You and your customers use Wi-Fi every day. At home, in the office, at the coffee shop — there’s a connection available almost everywhere. Consumers now demand Internet access wherever they go, and for attractions, there’s pressure to deliver that with free in-venue Wi-Fi. But if you don’t have Wi-Fi in place, does that mean offering a mobile app to guests is off the table?
The Offline Experience
Let’s assume you visit an attraction without Wi-Fi, leaving you with no access to the Internet. What does a mobile app experience look like in that environment?
Let’s take Walt Disney World, the largest theme park on the planet. Without an Internet connection, you’ll notice that their app hardly functions. The map, for example, appears as a blank beige space that’s no longer usable, with errors popping up to inform users that there is no Internet connection available.
At first glance, you might think Disney could be doing much more here, but there’s a very good reason why the Walt Disney World app isn’t optimised for offline use. The resort is exemplary in offering guests extensive Wi-Fi coverage across their entire selection of parks and hotels. This means there’s little need for them to invest in the offline experience, and can instead focus their resources on improving other areas of the app.
There’s another reason, too. If it were easy to offer a seamless offline experience, they’d probably go ahead and do it anyway, but it’s actually something that’s really difficult to do well. It requires high levels of optimisation, sophisticated update mechanisms and every single component to be designed in an offline-first manner.
The good news is that when done properly, mobile apps are able to offer an incredibly strong offline experience. In fact, if your guest app takes a truly offline-first approach, visitors will in many cases be none-the-wiser about lack of Internet connectivity.
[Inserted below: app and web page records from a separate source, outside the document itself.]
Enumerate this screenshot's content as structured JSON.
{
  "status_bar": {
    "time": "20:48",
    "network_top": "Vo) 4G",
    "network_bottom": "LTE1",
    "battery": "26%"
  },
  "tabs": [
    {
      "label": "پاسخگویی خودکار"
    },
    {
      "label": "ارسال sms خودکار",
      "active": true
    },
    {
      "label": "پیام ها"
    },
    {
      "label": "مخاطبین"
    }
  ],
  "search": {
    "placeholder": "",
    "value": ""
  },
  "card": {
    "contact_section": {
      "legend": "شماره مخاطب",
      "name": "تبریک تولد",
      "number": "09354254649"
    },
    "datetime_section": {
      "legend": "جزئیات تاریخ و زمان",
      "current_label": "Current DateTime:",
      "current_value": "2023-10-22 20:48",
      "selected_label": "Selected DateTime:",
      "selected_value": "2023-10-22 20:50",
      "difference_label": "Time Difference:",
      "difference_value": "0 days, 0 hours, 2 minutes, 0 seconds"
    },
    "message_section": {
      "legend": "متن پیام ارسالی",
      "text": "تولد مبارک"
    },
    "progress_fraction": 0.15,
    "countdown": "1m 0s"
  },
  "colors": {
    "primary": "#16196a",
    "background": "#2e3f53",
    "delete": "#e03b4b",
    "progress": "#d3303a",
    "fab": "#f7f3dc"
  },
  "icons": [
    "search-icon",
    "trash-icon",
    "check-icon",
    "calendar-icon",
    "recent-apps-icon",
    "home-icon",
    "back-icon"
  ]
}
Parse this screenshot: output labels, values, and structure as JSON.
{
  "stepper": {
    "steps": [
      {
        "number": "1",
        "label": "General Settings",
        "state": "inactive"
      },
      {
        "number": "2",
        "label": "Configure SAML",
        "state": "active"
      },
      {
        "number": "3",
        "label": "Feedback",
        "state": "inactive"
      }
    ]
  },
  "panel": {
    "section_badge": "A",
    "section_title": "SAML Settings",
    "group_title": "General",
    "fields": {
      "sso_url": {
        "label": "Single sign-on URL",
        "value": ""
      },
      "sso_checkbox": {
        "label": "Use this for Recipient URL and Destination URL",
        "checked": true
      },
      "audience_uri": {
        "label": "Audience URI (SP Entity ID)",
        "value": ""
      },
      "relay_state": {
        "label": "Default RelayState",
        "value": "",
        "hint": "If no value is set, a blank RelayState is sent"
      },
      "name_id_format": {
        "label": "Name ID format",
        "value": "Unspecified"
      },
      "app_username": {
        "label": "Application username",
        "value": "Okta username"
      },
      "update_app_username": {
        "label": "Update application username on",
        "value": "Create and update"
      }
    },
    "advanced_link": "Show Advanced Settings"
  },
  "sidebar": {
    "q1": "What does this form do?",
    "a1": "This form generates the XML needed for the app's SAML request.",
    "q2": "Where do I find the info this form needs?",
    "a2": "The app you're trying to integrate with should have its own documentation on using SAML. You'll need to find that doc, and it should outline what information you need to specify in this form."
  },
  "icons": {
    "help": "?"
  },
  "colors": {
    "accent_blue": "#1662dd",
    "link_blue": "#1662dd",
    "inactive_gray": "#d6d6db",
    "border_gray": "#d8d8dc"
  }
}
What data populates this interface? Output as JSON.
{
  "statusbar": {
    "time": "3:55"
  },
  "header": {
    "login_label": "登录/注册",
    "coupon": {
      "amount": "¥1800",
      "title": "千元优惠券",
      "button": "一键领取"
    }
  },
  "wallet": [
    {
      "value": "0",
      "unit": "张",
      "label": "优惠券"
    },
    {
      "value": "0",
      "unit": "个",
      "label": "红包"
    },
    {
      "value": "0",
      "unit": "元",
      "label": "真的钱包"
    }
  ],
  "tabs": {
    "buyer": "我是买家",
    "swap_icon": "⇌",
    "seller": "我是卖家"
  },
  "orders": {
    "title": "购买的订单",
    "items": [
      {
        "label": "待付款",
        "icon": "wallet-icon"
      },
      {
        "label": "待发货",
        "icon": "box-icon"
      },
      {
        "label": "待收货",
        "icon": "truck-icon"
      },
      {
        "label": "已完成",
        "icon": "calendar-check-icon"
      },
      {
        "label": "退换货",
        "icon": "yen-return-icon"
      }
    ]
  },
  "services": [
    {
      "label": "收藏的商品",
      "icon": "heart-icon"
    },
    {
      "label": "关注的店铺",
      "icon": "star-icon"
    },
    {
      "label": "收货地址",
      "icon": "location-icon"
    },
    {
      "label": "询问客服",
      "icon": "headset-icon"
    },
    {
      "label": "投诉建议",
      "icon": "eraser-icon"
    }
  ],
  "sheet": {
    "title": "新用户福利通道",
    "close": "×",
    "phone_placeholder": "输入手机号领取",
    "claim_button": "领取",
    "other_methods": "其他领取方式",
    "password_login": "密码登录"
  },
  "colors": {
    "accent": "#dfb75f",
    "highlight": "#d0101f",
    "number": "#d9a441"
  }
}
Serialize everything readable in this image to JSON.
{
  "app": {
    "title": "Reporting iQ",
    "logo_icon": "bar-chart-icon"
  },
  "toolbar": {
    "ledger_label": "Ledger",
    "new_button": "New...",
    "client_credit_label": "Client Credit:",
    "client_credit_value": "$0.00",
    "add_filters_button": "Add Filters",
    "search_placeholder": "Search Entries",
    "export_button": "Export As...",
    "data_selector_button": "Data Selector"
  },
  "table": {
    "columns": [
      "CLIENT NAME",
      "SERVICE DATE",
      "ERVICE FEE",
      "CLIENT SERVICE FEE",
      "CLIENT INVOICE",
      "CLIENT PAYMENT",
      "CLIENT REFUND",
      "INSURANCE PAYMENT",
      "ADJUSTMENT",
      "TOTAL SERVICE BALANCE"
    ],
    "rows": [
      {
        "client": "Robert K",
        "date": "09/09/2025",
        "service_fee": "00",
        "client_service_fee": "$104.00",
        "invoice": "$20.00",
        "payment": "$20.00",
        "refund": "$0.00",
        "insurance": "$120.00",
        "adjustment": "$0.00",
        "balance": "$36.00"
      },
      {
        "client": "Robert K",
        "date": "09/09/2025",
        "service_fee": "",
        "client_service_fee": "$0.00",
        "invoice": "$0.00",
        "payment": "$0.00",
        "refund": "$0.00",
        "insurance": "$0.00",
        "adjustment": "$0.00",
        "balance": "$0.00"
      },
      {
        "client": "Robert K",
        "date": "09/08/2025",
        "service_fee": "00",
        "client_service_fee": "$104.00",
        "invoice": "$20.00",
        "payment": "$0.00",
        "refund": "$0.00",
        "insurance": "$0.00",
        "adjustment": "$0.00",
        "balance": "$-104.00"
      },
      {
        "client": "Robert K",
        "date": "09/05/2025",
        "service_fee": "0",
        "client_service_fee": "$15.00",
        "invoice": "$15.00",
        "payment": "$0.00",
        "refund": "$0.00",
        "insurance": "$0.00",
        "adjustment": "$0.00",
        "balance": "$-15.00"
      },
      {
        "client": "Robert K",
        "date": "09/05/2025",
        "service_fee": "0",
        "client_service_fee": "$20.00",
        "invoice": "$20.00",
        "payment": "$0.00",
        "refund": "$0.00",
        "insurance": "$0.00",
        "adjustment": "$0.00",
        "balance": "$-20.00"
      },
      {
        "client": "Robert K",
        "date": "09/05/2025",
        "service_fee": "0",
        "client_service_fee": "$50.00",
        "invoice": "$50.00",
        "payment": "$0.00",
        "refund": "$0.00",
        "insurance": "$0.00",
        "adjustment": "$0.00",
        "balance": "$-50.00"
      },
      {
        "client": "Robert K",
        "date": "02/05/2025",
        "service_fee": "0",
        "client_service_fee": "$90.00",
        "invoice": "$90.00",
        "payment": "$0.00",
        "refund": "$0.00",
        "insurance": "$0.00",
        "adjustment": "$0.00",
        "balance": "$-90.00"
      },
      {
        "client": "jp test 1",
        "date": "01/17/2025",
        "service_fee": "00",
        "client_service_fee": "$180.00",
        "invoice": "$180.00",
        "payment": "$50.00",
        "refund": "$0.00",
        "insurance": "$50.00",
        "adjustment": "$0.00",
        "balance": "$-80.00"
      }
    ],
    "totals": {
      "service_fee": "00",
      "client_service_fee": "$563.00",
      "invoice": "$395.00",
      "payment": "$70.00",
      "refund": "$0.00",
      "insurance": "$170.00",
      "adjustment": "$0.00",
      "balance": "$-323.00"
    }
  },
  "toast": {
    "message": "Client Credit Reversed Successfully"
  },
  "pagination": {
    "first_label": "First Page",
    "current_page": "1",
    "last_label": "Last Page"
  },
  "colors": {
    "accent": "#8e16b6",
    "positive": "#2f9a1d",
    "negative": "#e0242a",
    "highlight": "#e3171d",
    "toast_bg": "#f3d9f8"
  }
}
One final note on Wi-Fi: Even if you have Wi-Fi access covering your entire attraction, if you operate a network that requires users to register and then limits connectivity to 30-minute sessions, forcing users to continually re-authenticate, then you should consider doing one of two things:
- Ensure your app can work fully offline — nothing is more frustrating than losing connectivity at set intervals and not realising that you need to log back
in tothe Wi-Fi.
- Whitelist the domain names that your app accesses with your Wi-Fi provider to ensure an uninterrupted Internet connection for guests who are using your app.
What About 4G?
For some, of course, lack of Wi-Fi alone is no problem, with 4G coverage widely available in most countries. In fact, 99% of the UK population and 98% of the US population have access to 4G networks.
However, some mobile plans have data limits, making users cautious about what they use their precious allowance for. What’s more, if you operate an attraction that welcomes visitors from abroad, roaming data can be expensive for international travellers and many choose to disable it.
Plus, a population’s access to 4G isn’t the same thing as actual geographical coverage. For example, although 99% of the UK population have access to 4G, that’s achieved with 80% geographical coverage — as rural areas with little to no residents tend not to get it. Of course, visitor attractions are often built in such locations.
How to Make It Work
So, you don’t offer Wi-Fi access to guests but you would like to offer a mobile app to your visitors. You understand it’s possible, but how do you make it work? There are two main things that you need to get right…
Develop a Great Offline-first App
As already alluded to, developing an offline-first app for your guests isn’t the quick, easy or cheap route. But if you want to offer an app to guests who struggle to get online at your venue, you need to do a really great job of this.
If developing in-house or using an agency, you’ll need to ensure you have an experienced team behind its development. There are a number of gotchas along the way and so prior experience working on similar projects will be invaluable.
If you don’t want to re-invent the wheel, the Attractions.io platform was built specifically for visitor attractions and is offline-first by design.
Getting people to download your app
Given that you don’t have Wi-Fi access on-site, this is a big one. Guests who wish to use your app will need to know about it before they visit and download it ahead of time. The top places to promote the app are:
- On your website, including promotion on any “plan your day” type pages you might have.
- On your booking confirmation emails. Along with the order confirmation details, this is an ideal time to prompt users to download the app.
- On a pre-visit email, sent to guests the day before they arrive, specifically promoting the app.
No matter what promotion you do, it’s always important to emphasise the benefits of downloading the app — what’s in it for your guests?
In answer to the title of this post: yes, you can offer a mobile app to your guests without offering free on-site Wi-Fi. Guests can download your app before they visit and can use most of the functionality seamlessly offline during their visit — including maps, wayfinding, attraction information and special offers.
The most important thing is to produce a high quality, offline-first app and to promote it at the right stages in the user journey in order to get guests downloading before they arrive.
If you’re considering launching an app for your attraction but are concerned that you don’t offer Wi-Fi to guests, feel free to get in touch and we’ll be happy to discuss in more detail.